Henry Strachan died on 27 November 1918 at the age of 45, of pneumonia arteriosclerosis – a common cause of premature death in coal miners. He left behind a widow and 10 children, 5 of whom had not yet reached working age.

Adding a Haggerty page

I’ve finally got round to writing up my research into my Haggerty ancestors, and have added a Haggerty page.

They haven’t been the easiest to research, and hopefully when more “stuff” gets to be online I may discover more, and as many of them migrated to America there’s little research I can do here in the UK. Going backwards, my suspicion is the earliest Haggerty I know I’m descended from – Joseph Haggerty the husband of Jean Orr – was born in Ireland some time in the mid to late 1700s. When I get to put “born in Ireland” against someone on my tree my going back research stops at that point, as Irish births are impossible to find when you have no idea where, when and to whom someone was born.

But what research I was able to do took me into the coal mining history of Glenbuck, in the parish of Muirkirk, and into trying to find out where cottages at Boat Stabs in the parish of Dundonald could have been located: by the sea is my guess, though they could have been on the south side of the River Irvine.
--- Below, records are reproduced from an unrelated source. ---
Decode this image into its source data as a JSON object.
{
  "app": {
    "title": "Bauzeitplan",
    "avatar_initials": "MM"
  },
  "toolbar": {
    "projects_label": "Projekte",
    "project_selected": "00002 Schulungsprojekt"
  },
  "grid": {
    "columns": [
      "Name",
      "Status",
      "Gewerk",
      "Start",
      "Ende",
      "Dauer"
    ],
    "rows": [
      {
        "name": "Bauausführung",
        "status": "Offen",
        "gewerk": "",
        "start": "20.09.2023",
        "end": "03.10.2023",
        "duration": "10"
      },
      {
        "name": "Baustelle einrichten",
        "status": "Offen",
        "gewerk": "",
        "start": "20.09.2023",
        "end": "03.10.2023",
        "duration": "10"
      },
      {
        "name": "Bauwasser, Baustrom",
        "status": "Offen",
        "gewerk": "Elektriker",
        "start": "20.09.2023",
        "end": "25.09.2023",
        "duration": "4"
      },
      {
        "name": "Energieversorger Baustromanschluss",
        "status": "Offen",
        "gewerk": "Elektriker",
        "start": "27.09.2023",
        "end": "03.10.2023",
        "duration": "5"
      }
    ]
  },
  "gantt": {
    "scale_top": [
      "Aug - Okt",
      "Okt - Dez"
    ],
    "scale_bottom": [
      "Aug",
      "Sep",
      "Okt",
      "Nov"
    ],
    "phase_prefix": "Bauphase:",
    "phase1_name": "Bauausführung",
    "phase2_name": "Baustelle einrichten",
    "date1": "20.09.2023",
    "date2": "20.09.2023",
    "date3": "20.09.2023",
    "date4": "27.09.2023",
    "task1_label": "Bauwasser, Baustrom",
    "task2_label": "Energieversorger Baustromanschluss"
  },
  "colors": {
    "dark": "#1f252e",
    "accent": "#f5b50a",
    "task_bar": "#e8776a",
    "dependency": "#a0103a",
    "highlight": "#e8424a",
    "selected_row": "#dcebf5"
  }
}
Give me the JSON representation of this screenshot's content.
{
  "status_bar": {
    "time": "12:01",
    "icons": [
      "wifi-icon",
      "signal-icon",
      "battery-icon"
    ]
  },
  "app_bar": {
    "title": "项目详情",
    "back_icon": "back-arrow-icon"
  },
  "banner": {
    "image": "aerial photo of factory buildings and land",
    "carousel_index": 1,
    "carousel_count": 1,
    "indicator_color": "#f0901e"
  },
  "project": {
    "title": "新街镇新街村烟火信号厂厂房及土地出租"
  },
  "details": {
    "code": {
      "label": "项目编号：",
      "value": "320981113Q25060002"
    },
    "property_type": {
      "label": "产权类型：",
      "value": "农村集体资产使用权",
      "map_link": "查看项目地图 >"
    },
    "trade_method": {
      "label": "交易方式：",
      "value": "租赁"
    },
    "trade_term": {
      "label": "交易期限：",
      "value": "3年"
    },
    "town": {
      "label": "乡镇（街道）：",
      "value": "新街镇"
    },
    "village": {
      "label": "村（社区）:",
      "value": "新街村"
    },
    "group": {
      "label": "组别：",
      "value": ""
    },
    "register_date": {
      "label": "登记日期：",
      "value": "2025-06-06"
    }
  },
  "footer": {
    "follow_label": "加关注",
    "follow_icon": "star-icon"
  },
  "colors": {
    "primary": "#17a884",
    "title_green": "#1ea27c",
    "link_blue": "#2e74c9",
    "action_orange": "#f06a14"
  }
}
I also found about the coal mining history of Indiana and California, and tried to imagine what it would have been like crossing the Atlantic in the late 1800s. Not exactly a cruise, I suppose, but at least by then it was done by steamship in about nine days.

I do love how family history takes you into so many different but equally fascinating areas.

Ancestors migrating yet again

Gosh, my ancestors get everywhere – or at least the Scottish ones do. I’m now used to losing track of someone in the census in Scotland, only for them to turn up in Canada, USA, New Zealand or Australia.

In the mid to late 1800s Ayrshire coal miners were clearly being lured to work in newly opening USA mines, and many on my family tree were happy to answer the call. Some came back to Scotland, so it can’t always have been what they’d hoped for, but most stayed so I must have heaps of long lost cousins scattered all over the United States.

Today I’ve been padding out what I know about my Haggarty or Haggerty ancestors. My great great grandmother was Margaret Haggarty, who died at the age of 38 from what was probably typhoid. Not getting far with her parents, Joseph Haggerty and Jean Orr, I started researching her siblings. She had a brother Hugh who married Janet Muir and lived in Dundonald and then Kilwinning, but who died in about 1848. He’s in the 1841 census but only his widow and children are in the 1851 census and again in 1861. Then Ancestry gave a suggestion for his widow in the 1880 USA census so I had a look – and there she was, with two of her sons, in California.

They were living in Judsonville, Contra Costa County. According to Wikipedia, Judsonville is now a ghost town but used to be a town serving nearby coal mines. There’s information about it on the web, as it’s now become a coal mining preserve – http://www.ebparks.org/parks/black_diamond

According to the web site, “From the 1860s through the turn of the last century, five coal mining towns thrived in the Black Diamond area: Nortonville, Somersville, Stewartville, West Hartley and Judsonville. As the location of California’s largest coal mining operation, nearly four million tons of coal (“black diamonds”) were removed from the earth. The residents of the mining towns were from all over the world, and their life was characterized by hard work and long hours. Occasional celebrations and a variety of organizations and social activities served to alleviate the drudgery of daily existence. The coal mines had a significant impact on California’s economy. By the time operations ceased due to rising production costs and the exploitation of new energy sources, much of California’s economy had been transformed from a rural to an industrial base.”

So far I’ve no idea when they migrated or where they were after the 1880 census but I’m about to try and find out. It’s amazing where family history takes you, and what it teaches you about the world and its history.